  8. by   Antikigirl
    I tell my friends/family to talk to their physicians because their MD has their medical history and other info to make a diagnosis specific to them, and that they are the folks you should be directing the questions to.

    Does that stop them from asking me...heck no! GRRRRRR! So I say the same thing over and over again like a recording. I thought after a few years they would get the hint! LOL!

    Happens with patients all the time too...I will go into a room after they have talked to the MD, and since the MD visits them for such little time, they just get their brain started working on things by the time the MD leaves and boom...I am there! I have to tell the same things to patients too, and that I am here in the hospital to assist with the care plan the MD put into place...but I am not their MD.

    Yeah, I get some stern looks when I have to remind folks that nurses and MD's are diffent, but those are also typically the same patient that thinks I am a housekeeper, pharamasist, waitress, tour guide, cook and bottle washer...you name it! LOL!!!!!!!!
  9. by   rnin02
    Its one of the most frustrating things ever. My husband's aunt was talking about another distant family member with cancer at a family dinner recently, and asked me a question. When I said I don't really have much knowledge about cancer or its treatments (I worked tele and just started working with babies) everyone just gave me this look. Sorry, nurses can't know everything. Or at least not this nurse.
  10. by   rnsrgr8t
    I work in pediatrics so whenever an adult asks me medical questions my routine answer is "I don't do grown-ups and I am off duty" (all in good humor of course). It is actually a joke among all of my friends. If there is someone who has serious illness etc, I will listen and be an advocate for them but that is all I can do.
  11. by   all4schwa
    Quote from Missa
    Or, you wouldn't want a real estate lawyer to represent you in a murder trial, would you? Know what I mean?

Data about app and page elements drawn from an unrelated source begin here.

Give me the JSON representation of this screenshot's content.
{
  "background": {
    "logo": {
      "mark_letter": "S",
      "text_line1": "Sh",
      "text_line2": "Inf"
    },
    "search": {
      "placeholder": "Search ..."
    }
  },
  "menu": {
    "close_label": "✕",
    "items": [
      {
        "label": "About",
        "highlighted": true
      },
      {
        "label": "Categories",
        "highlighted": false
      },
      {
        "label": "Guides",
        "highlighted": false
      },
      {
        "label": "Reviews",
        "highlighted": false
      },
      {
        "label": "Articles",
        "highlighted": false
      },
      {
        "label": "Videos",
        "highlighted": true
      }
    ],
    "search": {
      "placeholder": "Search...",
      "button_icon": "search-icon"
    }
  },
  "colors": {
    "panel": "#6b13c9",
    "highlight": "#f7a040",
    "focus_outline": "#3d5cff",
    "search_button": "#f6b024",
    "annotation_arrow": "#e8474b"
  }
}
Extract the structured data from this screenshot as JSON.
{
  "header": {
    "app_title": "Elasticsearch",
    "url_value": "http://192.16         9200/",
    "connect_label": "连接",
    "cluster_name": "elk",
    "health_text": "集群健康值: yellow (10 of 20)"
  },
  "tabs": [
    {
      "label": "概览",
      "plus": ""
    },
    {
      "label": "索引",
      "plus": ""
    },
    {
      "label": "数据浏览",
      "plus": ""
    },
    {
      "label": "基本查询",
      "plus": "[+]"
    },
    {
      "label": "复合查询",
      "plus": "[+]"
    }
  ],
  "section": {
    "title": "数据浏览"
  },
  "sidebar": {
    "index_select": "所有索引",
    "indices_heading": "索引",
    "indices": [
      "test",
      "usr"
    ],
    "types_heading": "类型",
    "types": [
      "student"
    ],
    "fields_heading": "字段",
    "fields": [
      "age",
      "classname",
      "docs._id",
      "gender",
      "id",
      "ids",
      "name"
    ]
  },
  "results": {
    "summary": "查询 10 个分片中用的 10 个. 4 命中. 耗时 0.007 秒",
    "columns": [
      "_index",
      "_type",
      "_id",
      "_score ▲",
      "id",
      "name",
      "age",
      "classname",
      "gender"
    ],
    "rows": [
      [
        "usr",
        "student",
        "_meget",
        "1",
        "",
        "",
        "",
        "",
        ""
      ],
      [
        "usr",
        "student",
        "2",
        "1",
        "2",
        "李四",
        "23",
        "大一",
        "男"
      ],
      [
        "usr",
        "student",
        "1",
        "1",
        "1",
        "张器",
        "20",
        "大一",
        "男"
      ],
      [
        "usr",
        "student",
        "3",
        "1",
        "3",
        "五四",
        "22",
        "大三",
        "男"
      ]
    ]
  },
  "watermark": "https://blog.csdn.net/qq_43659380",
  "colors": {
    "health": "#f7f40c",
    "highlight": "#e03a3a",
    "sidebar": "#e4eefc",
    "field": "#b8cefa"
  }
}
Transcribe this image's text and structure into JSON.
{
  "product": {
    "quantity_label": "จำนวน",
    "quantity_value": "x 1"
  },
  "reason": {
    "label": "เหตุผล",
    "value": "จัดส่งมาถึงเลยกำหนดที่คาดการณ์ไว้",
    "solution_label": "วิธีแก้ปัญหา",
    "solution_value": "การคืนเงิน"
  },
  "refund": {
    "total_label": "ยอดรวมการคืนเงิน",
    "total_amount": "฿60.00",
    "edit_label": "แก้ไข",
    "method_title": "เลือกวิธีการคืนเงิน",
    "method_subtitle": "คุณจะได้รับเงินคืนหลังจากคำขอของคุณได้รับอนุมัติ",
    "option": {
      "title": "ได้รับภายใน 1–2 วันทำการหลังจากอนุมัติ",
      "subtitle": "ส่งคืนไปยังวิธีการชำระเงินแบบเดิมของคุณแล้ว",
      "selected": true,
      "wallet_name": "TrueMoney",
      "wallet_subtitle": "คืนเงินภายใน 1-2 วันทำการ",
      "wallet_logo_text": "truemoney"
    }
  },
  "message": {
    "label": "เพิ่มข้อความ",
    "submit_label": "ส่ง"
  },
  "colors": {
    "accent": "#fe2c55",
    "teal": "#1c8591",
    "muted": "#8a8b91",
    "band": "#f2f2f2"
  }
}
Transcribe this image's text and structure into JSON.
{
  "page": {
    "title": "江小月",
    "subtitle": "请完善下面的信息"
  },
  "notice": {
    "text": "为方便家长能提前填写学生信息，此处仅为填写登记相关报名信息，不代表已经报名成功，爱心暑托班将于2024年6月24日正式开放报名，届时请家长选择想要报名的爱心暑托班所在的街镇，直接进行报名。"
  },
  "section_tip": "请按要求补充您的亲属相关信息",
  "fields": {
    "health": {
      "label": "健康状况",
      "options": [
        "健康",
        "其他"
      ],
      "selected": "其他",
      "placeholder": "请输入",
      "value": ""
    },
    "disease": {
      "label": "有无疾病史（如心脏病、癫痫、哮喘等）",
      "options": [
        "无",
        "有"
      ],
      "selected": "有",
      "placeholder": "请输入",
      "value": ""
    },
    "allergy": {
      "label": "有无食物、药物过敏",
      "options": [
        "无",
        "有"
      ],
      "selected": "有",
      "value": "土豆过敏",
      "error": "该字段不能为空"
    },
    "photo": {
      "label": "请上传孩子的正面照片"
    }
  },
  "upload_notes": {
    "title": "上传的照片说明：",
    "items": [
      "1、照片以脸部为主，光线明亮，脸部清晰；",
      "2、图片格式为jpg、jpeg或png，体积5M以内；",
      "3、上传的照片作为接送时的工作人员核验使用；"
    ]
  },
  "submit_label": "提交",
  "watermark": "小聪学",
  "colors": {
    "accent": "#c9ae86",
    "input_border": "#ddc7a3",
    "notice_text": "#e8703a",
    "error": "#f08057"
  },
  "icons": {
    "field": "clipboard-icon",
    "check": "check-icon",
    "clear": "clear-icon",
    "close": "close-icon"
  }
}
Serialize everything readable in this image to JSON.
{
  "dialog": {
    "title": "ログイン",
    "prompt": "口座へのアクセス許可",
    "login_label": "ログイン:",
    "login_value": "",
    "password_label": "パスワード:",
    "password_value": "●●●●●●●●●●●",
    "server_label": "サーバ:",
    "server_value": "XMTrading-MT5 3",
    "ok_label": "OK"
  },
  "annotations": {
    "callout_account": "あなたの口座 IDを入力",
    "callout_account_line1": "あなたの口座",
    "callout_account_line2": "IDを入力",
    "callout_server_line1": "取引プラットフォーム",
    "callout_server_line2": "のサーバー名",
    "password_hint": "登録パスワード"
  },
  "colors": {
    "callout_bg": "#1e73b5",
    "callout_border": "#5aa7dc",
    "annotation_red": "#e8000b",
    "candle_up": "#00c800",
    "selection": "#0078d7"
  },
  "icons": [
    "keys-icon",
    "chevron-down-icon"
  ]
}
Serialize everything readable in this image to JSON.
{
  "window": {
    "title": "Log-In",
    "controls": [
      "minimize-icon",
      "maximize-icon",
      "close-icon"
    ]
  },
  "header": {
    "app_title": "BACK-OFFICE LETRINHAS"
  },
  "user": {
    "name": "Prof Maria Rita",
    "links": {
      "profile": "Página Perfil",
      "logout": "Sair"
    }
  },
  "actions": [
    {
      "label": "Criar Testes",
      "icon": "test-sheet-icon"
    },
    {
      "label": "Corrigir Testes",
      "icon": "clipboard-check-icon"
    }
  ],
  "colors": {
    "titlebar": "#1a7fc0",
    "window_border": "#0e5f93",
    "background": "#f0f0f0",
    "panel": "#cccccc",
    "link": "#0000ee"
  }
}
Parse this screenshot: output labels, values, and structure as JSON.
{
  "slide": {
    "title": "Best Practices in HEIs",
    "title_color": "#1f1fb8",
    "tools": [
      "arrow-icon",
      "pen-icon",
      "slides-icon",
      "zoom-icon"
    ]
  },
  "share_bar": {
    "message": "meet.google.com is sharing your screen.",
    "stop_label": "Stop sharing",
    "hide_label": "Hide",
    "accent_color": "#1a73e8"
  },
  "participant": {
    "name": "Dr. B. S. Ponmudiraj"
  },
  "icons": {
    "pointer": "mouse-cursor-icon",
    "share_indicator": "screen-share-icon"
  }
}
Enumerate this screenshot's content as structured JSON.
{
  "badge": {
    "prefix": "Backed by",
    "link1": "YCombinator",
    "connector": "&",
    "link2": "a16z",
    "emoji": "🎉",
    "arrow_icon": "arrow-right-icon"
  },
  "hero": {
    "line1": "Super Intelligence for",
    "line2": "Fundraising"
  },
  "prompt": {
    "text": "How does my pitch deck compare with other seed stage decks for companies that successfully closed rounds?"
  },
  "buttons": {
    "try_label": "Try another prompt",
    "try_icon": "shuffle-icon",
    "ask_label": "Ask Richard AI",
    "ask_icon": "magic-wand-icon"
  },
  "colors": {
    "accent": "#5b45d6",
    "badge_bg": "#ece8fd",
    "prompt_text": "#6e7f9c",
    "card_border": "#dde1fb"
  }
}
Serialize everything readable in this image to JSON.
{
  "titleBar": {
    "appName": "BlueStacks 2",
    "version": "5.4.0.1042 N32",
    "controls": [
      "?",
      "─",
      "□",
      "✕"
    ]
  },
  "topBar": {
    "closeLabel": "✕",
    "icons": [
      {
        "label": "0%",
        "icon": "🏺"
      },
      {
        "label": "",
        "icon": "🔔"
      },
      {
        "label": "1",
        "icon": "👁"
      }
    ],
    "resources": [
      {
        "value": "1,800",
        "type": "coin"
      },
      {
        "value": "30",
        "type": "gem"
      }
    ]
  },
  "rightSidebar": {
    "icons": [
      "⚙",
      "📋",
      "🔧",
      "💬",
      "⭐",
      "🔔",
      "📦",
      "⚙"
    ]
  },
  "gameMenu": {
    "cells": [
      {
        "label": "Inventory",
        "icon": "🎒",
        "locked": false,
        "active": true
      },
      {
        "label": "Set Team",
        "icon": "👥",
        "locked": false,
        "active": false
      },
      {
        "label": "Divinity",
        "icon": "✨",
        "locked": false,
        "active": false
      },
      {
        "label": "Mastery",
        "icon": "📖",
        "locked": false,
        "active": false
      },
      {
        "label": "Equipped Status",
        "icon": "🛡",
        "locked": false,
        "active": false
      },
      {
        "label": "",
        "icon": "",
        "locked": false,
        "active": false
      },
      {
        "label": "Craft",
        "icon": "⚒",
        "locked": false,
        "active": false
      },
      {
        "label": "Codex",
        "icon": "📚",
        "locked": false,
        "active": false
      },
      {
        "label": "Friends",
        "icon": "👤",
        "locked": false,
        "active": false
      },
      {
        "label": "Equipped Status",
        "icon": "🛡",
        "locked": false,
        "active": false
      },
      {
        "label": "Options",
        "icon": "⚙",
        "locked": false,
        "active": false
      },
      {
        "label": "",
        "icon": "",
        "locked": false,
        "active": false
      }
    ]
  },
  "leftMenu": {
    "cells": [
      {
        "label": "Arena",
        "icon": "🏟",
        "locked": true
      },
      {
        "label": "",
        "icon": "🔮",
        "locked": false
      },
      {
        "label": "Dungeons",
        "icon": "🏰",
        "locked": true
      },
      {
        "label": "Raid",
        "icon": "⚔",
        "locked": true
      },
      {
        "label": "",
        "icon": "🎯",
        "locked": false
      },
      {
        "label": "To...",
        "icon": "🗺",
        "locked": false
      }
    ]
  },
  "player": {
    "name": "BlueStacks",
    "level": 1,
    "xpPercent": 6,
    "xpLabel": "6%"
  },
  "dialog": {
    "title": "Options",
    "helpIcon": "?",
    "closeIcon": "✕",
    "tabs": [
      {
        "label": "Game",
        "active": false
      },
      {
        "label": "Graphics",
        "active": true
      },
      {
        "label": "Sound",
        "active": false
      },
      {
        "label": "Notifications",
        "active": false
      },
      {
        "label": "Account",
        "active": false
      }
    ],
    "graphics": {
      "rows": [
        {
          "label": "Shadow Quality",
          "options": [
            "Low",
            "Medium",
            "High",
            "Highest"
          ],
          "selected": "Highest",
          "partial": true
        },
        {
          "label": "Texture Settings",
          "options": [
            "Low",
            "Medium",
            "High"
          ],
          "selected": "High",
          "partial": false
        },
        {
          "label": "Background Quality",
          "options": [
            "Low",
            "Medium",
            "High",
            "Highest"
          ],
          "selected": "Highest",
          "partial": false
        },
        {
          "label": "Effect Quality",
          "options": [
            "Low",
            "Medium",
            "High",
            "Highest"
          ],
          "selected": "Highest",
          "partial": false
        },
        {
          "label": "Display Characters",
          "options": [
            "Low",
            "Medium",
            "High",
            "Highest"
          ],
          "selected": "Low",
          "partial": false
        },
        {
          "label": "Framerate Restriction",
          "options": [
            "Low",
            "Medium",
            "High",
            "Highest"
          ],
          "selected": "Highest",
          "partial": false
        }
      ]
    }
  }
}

    :roll I'm going to have to use this one. I dont know if people realize how speacialized nursing is or what that entails. I'm a new grad, i'm thinking of getting a button to where that says that. My mom does hospice and she really gets frustrated, but at least shes got the listening skills for it.

    Like a previous poster said, alot of people just need a little info. for instance if someone calls me at home (a friend that i would do a favor for, not just any schmo), i'll tell them, 'i don't know enough about that, let me google it and i'll call you back so we can talk about it.'
  12. by   SmilingBluEyes
    I tell them that as a nurse, by LAW, I can't diagnose or treat any medical condition, including theirs. That usually does the trick.
  13. by   traumaRUs
    I just became an APN and my gosh, guys the folks wanting advice actually come to my doorstep (how do they know)???

    At any rate, I always say that I don't feel comfortable giving medical advice. And...then I leave it at that.